France Bans Burkas, Is America Next?
Beginning April 12th Muslim women in France can no longer legally wear the face covering religious garments known as Burkas or Niqabs. Women may be stopped by the police and asked to uncover their face or pay a $190 fine and attend a civics class. Men found guilty of forcing a female to wear a burka in public could be fined up to $19000 and face a year in prison. This may seem unusual to Americans who are familiar with our first amendment guarantee to religious freedom, but France has always been extremely serious about assimilation and protection of French culture from foreign infiltration, as well as determinately secular. However this is about more than protecting French culture from non- assimilating groups. French authorities say it is a civil matter (and a women’s rights issue), but in reality France and Western Europe are becoming increasingly secular and concerned about religious influence in general on civil matters; this includes Christianity as well.
In France’s case, trending secularism began in 1789 with the French Revolution. Only a few years earlier, America rebelled against King George on the grounds of oppression and economics. The French rebelled against King Louis XVI because of the same reasons, but additionally rebelled against the priestly aristocracy who was the real source of social stratification. So while America was establishing Puritan and Quaker churches, the French were renaming their houses of worship Churches of Reason. This didn’t last of course because the French majority was not intent on forever abandoning their religion. However, the event certainly left its mark on France as did the Enlightenment ideas of where faith belongs in society-well out of civic issues.
So could this restriction on Muslims happen in the U.S.? Should it happen? It is certainly true that America was founded on a strict separation of church and state, but our problem is we haven’t exactly found out where that dividing line is, and who gets to draw it. Therefore, the answer to the first question is yes and no. We have already seen the uproar and attempt to prevent the Muslim mosque being built near ground zero in New York, and there have been several reports of similar outrage and action in cities and towns across America. So yes, as long as the decision is made locally we may soon see a legal restriction on some Muslim expression of faith. However, such a restriction would never be upheld by the constitutionally restricted U.S. Supreme Court.

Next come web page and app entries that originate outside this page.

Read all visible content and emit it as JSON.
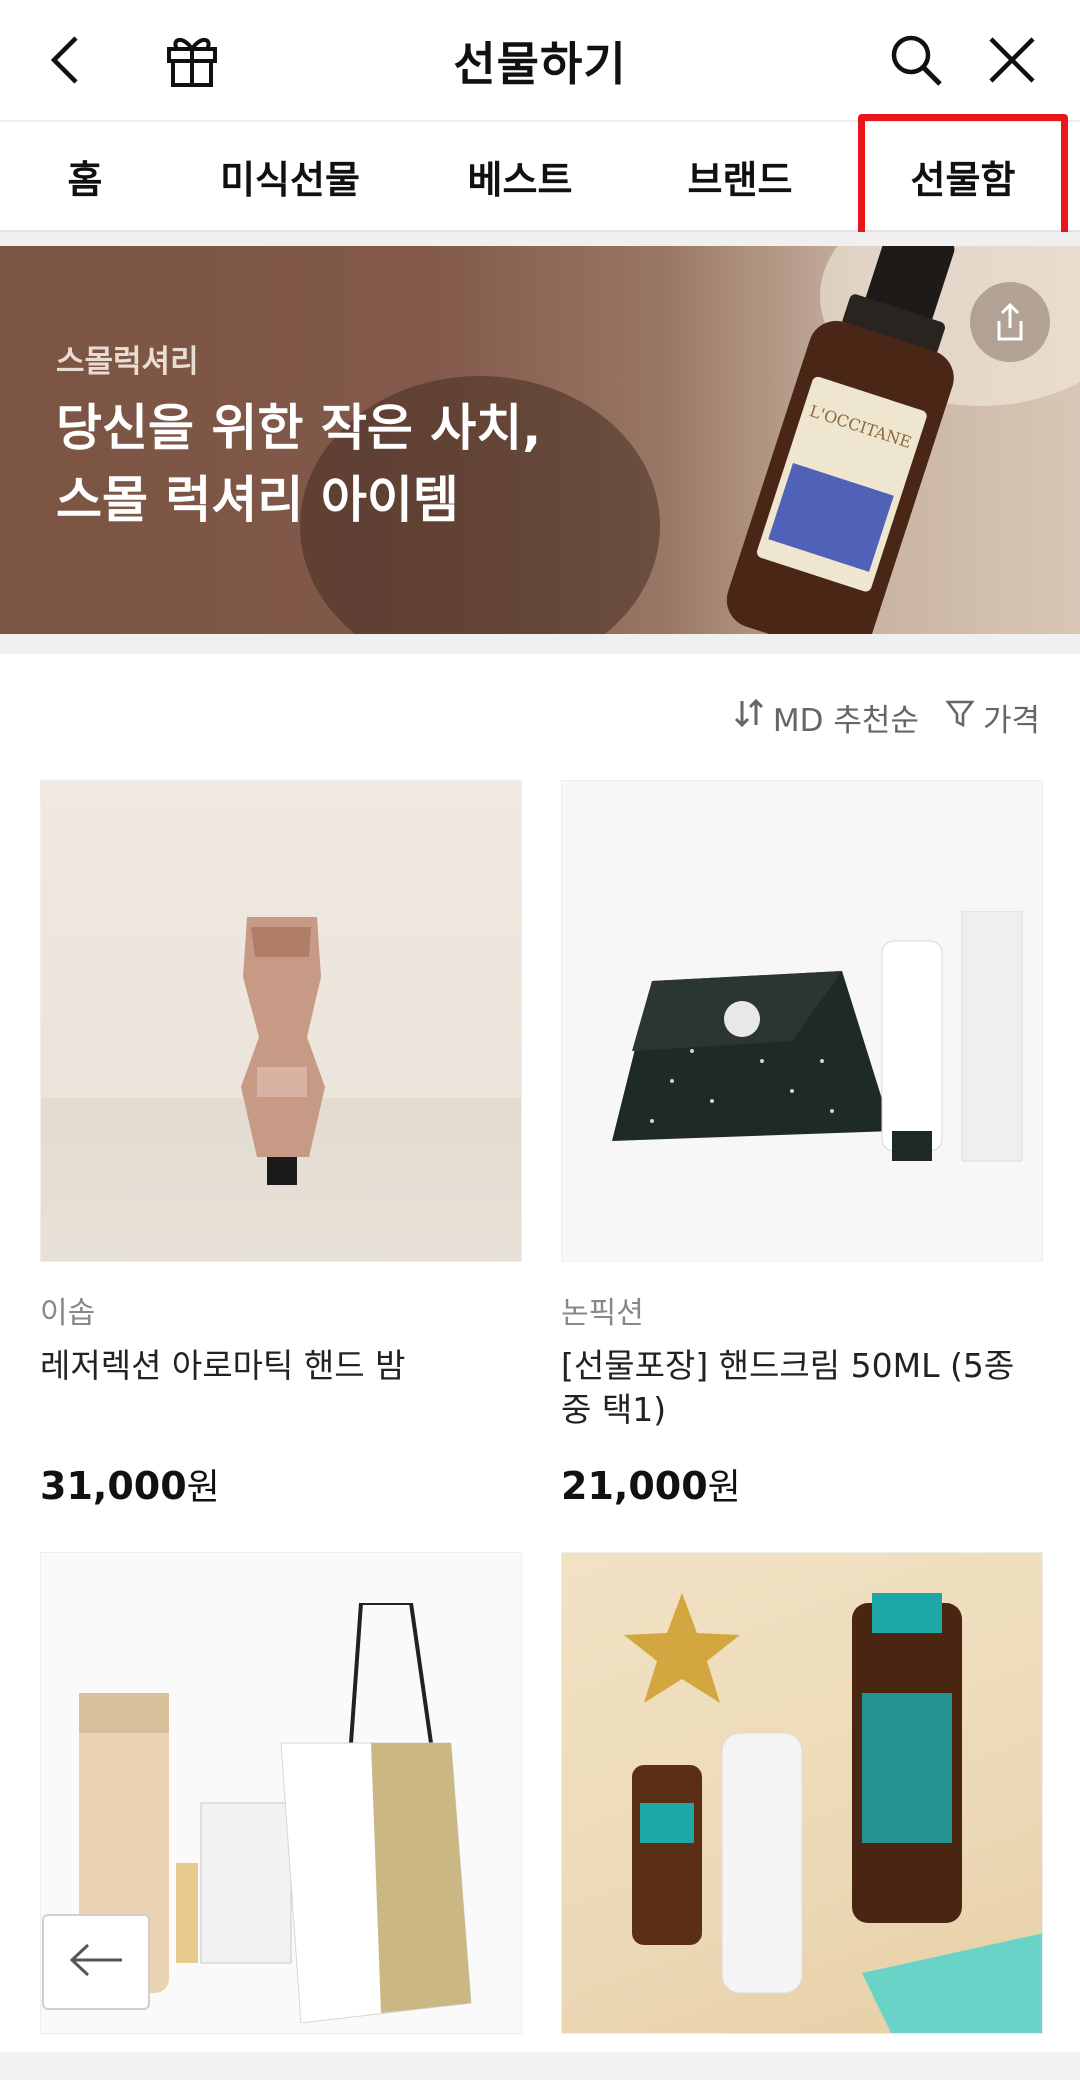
{
  "header": {
    "title": "선물하기",
    "back_icon": "chevron-left-icon",
    "gift_icon": "gift-icon",
    "search_icon": "search-icon",
    "close_icon": "close-icon"
  },
  "tabs": [
    {
      "label": "홈"
    },
    {
      "label": "미식선물"
    },
    {
      "label": "베스트"
    },
    {
      "label": "브랜드"
    },
    {
      "label": "선물함"
    }
  ],
  "highlight_color": "#e8161b",
  "banner": {
    "eyebrow": "스몰럭셔리",
    "headline": "당신을 위한 작은 사치,\n스몰 럭셔리 아이템",
    "product_label": "L'OCCITANE",
    "share_icon": "share-icon"
  },
  "sort": {
    "order_label": "MD 추천순",
    "order_icon": "sort-arrows-icon",
    "filter_label": "가격",
    "filter_icon": "filter-icon"
  },
  "products": [
    {
      "brand": "이솝",
      "name": "레저렉션 아로마틱 핸드 밤",
      "price": "31,000",
      "currency": "원"
    },
    {
      "brand": "논픽션",
      "name": "[선물포장] 핸드크림 50ML (5종 중 택1)",
      "price": "21,000",
      "currency": "원"
    },
    {
      "brand": "",
      "name": "",
      "price": "",
      "currency": ""
    },
    {
      "brand": "",
      "name": "",
      "price": "",
      "currency": ""
    }
  ],
  "floating": {
    "back_icon": "arrow-left-icon"
  }
}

Perhaps the more relevant question is should such restrictions on Islam be desired? Once again the answer is not black or white but a shade of gray. Fundamentalist Islam is undoubtedly one of the most dangerous forces facing the future of global stability, but in America this threat is often not qualified with the words “fundamentalist” or “extremist”. It is an indisputable fact, that the vast majority of American Muslims are moderate, and are as assimilated as any other ethnic group in America. Moderate Muslims interpret the Koran allegorically; most significantly by interpreting jihad as an internal struggle against evil, rather than an external struggle against the infidels. However, if read literally there is no doubt that the Koran commands violence against those who oppose its teachings. The argument that is being made regularly is that America’s moderate Muslims are not doing enough to persuade their extremist brethren to interpret the Koran as they do. Now this is a simplification of the motivations behind Fundamentalist Islam, because of course, the Koran is not the only breeding ground for extremism, while it certainly makes it easier to become a martyr knowing you will be immediately rewarded for doing Allah’s work, their primary motivations are intertwined with global economics, politics, and cultural evolution.
Now here is where it gets personal for America’s Christians. Fundamentalist Christianity, characterized by a literal reading of the bible rather than the allegorical and selective exegesis of moderate or liberal Christians, is also a major threat to global stability and American civics. While Christianity has as much or more historical blood on its hands, admittedly it has evolved in to an overall less violent mode. However, the bible read literally is just as violent, xenophobic and ethnically exclusive as the Koran. Much of the universal love and brotherhood that Christianity supposedly represents is the result of interpolations by the early church leaders. Most religious scholars agree for instance that when Jesus said “love your neighbor” he was referring to your Jewish neighbor. Such statements were later stretched to form the creed of universal brotherhood. Regardless, the three thousand year history of Judeo-Christian belief is certainly not a historical exhibit of universal love and tolerance of ethnic differences. The same argument that says moderate Muslims sustain the foundation on which extremist Islam grows can be made about moderate Christians and their extremist brethren.
So the real question is not should we restrict the religious freedom of Muslims because of Islamaphobia (and it is a phobia by the way because it is an irrational belief that all Muslims are dangerous), but should we intently and methodically restrict religion’s role in civics and society in general. Contrary to popular conservative belief there is much evidence to support that the founders intended America to be a secular, not Christian, nation. Secularism, in spite of religion, is the source of our legal and moral system, and the contemporary form of Christianity is a reflection of our secular progress, not the source of it.
Fundamentalist Islam must evolve toward at least the pretense of universal brotherhood, but this will only come with advancing the status of women and cultivating economic and social justice in third world Islamic nations. Meanwhile, America needs to take a fearless gut check and realize that no religious ideas belong in any civic or public sector. And until it’s ready to restrict all religion based on reason and secularism instead of bigotry and xenophobia, Muslim’s religious freedom must be protected or we might find out that we are a lot more like France than we want to admit.